__WHAT IS BEING ASKED__
Which lines below mention "text"? Pick each one out.
+===+
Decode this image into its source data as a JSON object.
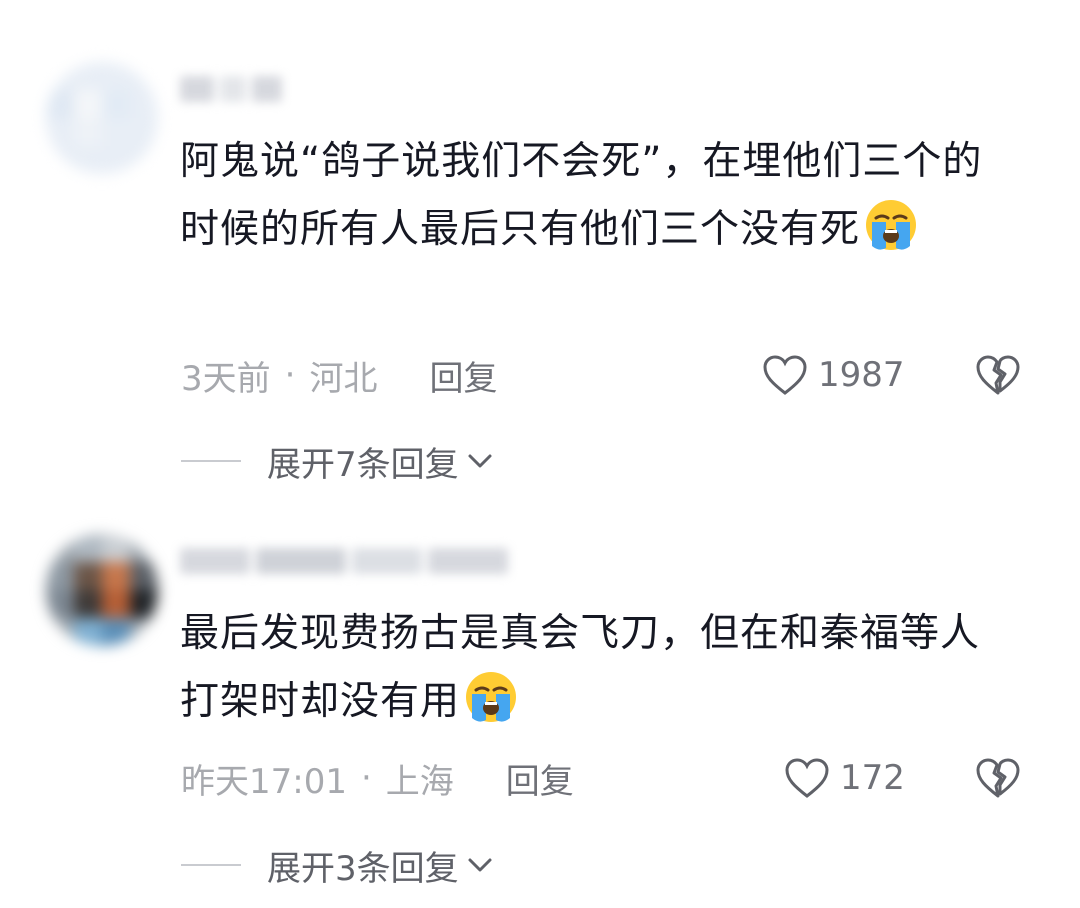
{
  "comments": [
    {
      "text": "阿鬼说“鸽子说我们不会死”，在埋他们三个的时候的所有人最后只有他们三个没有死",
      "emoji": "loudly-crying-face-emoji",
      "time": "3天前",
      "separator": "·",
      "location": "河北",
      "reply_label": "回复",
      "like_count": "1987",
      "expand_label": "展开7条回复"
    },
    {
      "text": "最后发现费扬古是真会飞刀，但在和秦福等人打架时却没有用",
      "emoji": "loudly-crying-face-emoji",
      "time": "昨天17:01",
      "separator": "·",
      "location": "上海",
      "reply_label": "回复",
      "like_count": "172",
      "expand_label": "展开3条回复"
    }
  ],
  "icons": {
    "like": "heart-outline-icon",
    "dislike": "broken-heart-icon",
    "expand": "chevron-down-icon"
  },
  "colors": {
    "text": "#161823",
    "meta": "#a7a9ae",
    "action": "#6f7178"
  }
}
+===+
__TASK SOLUTION__
      "text": "阿鬼说“鸽子说我们不会死”，在埋他们三个的时候的所有人最后只有他们三个没有死",
      "text": "最后发现费扬古是真会飞刀，但在和秦福等人打架时却没有用",
    "text": "#161823",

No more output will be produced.